→ Task goal
Go through the records below and copy out every line that contains the word "icon".

→ Provided records

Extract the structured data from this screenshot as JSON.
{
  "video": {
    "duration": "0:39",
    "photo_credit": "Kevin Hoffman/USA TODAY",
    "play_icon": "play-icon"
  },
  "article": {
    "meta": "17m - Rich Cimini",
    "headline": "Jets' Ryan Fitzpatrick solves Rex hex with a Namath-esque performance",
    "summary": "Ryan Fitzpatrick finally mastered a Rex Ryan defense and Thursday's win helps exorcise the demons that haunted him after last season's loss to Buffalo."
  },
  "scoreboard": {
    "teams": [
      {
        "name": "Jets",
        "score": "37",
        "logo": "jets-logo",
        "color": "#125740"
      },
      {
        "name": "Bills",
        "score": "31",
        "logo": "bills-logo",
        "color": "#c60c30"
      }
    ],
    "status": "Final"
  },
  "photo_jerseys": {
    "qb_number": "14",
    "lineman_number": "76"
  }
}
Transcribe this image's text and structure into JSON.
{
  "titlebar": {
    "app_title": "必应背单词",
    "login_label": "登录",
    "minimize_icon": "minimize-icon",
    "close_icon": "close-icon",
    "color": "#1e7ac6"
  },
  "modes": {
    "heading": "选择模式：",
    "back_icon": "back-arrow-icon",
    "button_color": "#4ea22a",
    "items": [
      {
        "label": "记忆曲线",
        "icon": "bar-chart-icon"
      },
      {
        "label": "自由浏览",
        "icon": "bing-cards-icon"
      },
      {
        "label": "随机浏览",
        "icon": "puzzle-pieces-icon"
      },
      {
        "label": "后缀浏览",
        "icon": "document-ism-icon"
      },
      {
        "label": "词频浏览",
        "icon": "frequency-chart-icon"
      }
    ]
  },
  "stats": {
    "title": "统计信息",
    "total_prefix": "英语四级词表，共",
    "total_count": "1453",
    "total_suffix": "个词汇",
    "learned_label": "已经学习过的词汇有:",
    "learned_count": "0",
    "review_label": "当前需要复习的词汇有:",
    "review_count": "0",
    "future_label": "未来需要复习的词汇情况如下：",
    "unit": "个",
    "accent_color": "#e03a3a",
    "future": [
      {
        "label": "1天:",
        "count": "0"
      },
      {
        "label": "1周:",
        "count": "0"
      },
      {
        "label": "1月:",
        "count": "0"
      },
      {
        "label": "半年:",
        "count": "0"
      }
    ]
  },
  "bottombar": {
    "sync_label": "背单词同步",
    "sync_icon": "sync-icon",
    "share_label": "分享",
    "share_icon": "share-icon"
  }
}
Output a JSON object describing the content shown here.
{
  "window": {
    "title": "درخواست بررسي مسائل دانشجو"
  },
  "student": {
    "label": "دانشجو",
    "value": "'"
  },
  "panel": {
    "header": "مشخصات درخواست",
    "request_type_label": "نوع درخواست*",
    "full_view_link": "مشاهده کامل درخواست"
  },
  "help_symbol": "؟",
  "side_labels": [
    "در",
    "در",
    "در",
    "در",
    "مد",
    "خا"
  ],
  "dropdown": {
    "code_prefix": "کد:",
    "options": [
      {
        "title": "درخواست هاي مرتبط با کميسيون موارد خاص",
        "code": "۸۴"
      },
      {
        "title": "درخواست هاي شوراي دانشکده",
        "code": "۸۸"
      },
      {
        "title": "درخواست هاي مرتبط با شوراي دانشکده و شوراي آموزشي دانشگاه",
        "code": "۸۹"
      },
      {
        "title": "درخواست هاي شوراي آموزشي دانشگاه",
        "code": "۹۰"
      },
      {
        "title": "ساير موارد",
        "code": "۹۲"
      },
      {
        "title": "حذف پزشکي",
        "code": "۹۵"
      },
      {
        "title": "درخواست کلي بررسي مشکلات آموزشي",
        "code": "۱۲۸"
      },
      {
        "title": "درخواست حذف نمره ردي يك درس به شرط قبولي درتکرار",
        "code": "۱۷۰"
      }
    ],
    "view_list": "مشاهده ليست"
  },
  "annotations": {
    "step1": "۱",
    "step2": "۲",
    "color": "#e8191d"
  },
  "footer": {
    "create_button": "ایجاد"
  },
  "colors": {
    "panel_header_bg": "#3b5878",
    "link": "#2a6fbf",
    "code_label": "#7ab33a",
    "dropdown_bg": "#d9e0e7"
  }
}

→ Your solution
    "play_icon": "play-icon"
    "minimize_icon": "minimize-icon",
    "close_icon": "close-icon",
    "back_icon": "back-arrow-icon",
        "icon": "bar-chart-icon"
        "icon": "bing-cards-icon"
        "icon": "puzzle-pieces-icon"
        "icon": "document-ism-icon"
        "icon": "frequency-chart-icon"
    "sync_icon": "sync-icon",
    "share_icon": "share-icon"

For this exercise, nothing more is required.